Advance Preparation or Active Learning: What Makes the Difference in a Flipped Classroom of International Students?
Grant recipient: Joan Sharp, Biological Sciences
Project team: Michael Silvergieter and Sharla Stolhandske, Fraser International College, Alia Arslanova and Ana Vargas, research assistants
Timeframe: April 2017 to October 2018
Course addressed: BISC 100 - Introduction to Biology
Description: A typical ‘flipped classroom’ involves two simultaneous changes in course delivery: advance preparation by students and an increase in active learning activities in the classroom. With this grant, my co-participants and I plan to investigate the separate effects of advance preparation and active learning that are typically combined in a ‘flipped classroom’. Sharla Stolhandske and Mike Silvergieter have taught separate sections of Introduction to Biology BISC 100 for Fraser International College for many years. Mike teaches in a fully flipped classroom with active learning and required videos for advance preparation, while Sharla teaches primarily by lectures. Both are prepared to modify student preparation and classroom activities over a number of semesters and to test the separate and combined effects of advance preparation and active learning with the use of concept inventories and identical exam questions. We will also carry out focus groups and, based on focus group discussions, structure a survey to assess students’ perception of their engagement in the course, their interest in the subject matter, their motivation to engage with course content with the three delivery methods.
- How does the in-class time spent on active learning compare between Michael and Sharla’s classes?
- Do student scores on a concept inventory increase with advance preparation or with both advance preparation and increased active learning?
- Does student performance on higher order exam questions increase with advance preparation or with both advance preparation and increased active learning?

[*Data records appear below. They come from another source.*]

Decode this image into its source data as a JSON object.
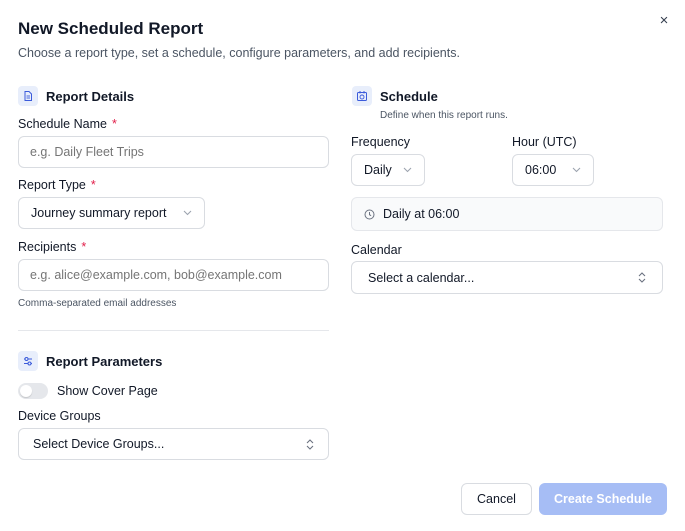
{
  "dialog": {
    "title": "New Scheduled Report",
    "subtitle": "Choose a report type, set a schedule, configure parameters, and add recipients.",
    "close_label": "×"
  },
  "report_details": {
    "heading": "Report Details",
    "schedule_name": {
      "label": "Schedule Name",
      "required_mark": "*",
      "placeholder": "e.g. Daily Fleet Trips",
      "value": ""
    },
    "report_type": {
      "label": "Report Type",
      "required_mark": "*",
      "selected": "Journey summary report"
    },
    "recipients": {
      "label": "Recipients",
      "required_mark": "*",
      "placeholder": "e.g. alice@example.com, bob@example.com",
      "value": "",
      "hint": "Comma-separated email addresses"
    }
  },
  "schedule": {
    "heading": "Schedule",
    "description": "Define when this report runs.",
    "frequency": {
      "label": "Frequency",
      "selected": "Daily"
    },
    "hour": {
      "label": "Hour (UTC)",
      "selected": "06:00"
    },
    "summary": "Daily at 06:00",
    "calendar": {
      "label": "Calendar",
      "placeholder": "Select a calendar..."
    }
  },
  "report_parameters": {
    "heading": "Report Parameters",
    "cover_page": {
      "label": "Show Cover Page",
      "enabled": false
    },
    "device_groups": {
      "label": "Device Groups",
      "placeholder": "Select Device Groups..."
    }
  },
  "footer": {
    "cancel_label": "Cancel",
    "create_label": "Create Schedule"
  },
  "colors": {
    "accent": "#2563eb",
    "primary_disabled": "#a6bdf5",
    "required": "#e11d48",
    "icon_bg": "#e8eefb"
  }
}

- How do student perceptions of their learning, enjoyment, and motivation change in classrooms with lecture delivery and assigned readings, with lecture delivery combined with advance preparation in the form of required videos, or with both advance preparation and increased active learning?

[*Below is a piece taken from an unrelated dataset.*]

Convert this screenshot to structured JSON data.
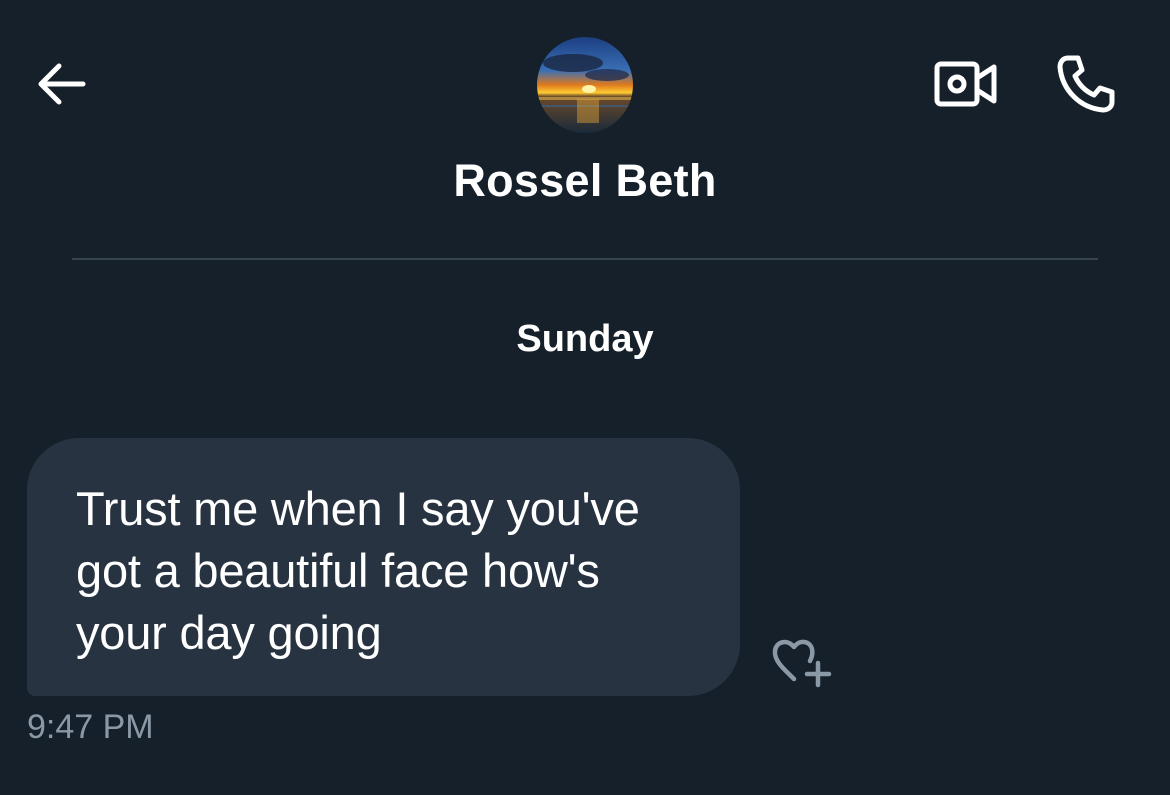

- What is the relationship between English-language fluency and views of classroom experience in classrooms with advance preparation or with both advance preparation and increased active learning?

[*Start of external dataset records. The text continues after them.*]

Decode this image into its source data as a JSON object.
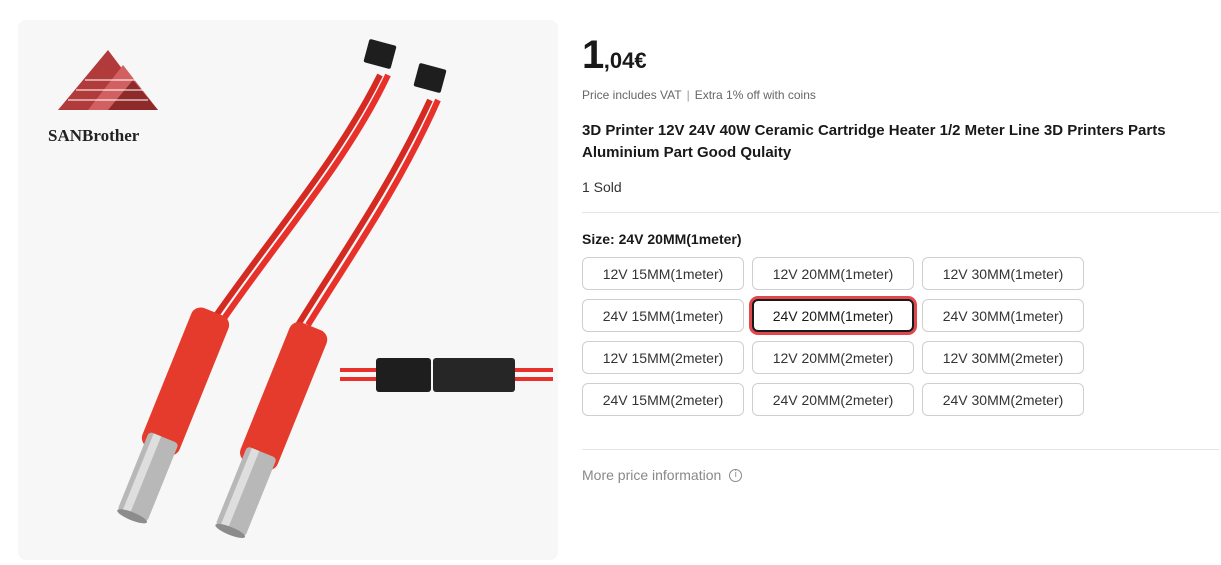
{
  "product": {
    "brand_logo_text": "SANBrother",
    "price": {
      "integer": "1",
      "decimal": ",04",
      "currency": "€"
    },
    "vat_note": "Price includes VAT",
    "coin_note": "Extra 1% off with coins",
    "title": "3D Printer 12V 24V 40W Ceramic Cartridge Heater 1/2 Meter Line 3D Printers Parts Aluminium Part Good Qulaity",
    "sold": "1 Sold",
    "size_label": "Size: 24V 20MM(1meter)",
    "sizes": [
      "12V 15MM(1meter)",
      "12V 20MM(1meter)",
      "12V 30MM(1meter)",
      "24V 15MM(1meter)",
      "24V 20MM(1meter)",
      "24V 30MM(1meter)",
      "12V 15MM(2meter)",
      "12V 20MM(2meter)",
      "12V 30MM(2meter)",
      "24V 15MM(2meter)",
      "24V 20MM(2meter)",
      "24V 30MM(2meter)"
    ],
    "selected_size": "24V 20MM(1meter)",
    "more_price_info": "More price information"
  },
  "colors": {
    "accent_red": "#e2474b",
    "wire_red": "#e8312a"
  }
}
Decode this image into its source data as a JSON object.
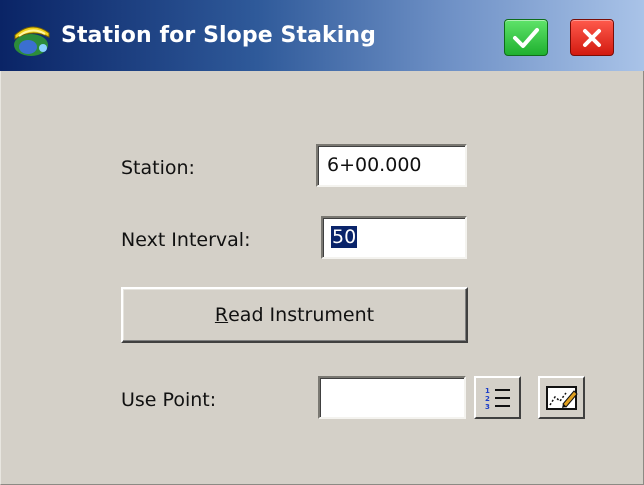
{
  "window": {
    "title": "Station for Slope Staking",
    "app_icon": "surveyor-helmet-icon",
    "ok_icon": "checkmark-icon",
    "close_icon": "close-x-icon",
    "colors": {
      "titlebar_start": "#0a2466",
      "titlebar_end": "#a9c3e8",
      "ok_button": "#1fb02f",
      "close_button": "#d21a10",
      "background": "#d4d0c8",
      "selection": "#0a246a"
    }
  },
  "form": {
    "station_label": "Station:",
    "station_value": "6+00.000",
    "interval_label": "Next Interval:",
    "interval_value": "50",
    "read_button": {
      "mnemonic": "R",
      "rest": "ead Instrument"
    },
    "use_point_label": "Use Point:",
    "use_point_value": "",
    "list_icon": "numbered-list-icon",
    "map_icon": "map-pick-icon"
  }
}
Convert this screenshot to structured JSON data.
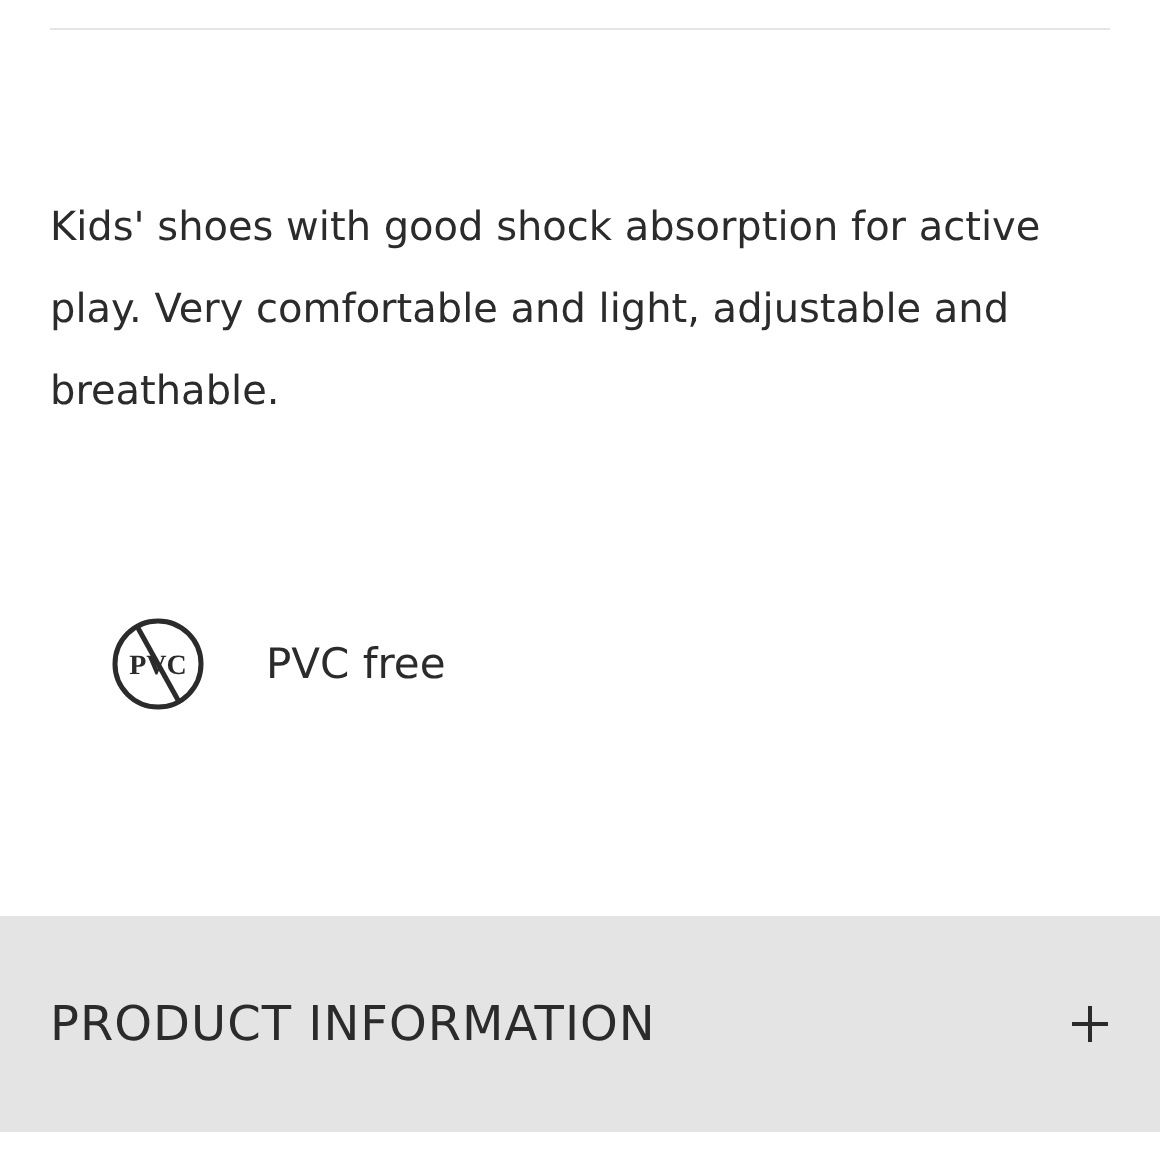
{
  "description": "Kids' shoes with good shock absorption for active play. Very comfortable and light, adjustable and breathable.",
  "features": [
    {
      "icon_text": "PVC",
      "label": "PVC free"
    }
  ],
  "sections": [
    {
      "title": "PRODUCT INFORMATION",
      "expanded": false
    }
  ]
}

Dissemination: These findings could be presented at TLC events, at TLC sponsored conferences at SFU, and in departmental seminars. We would also like to present a seminar on our findings at Fraser International College.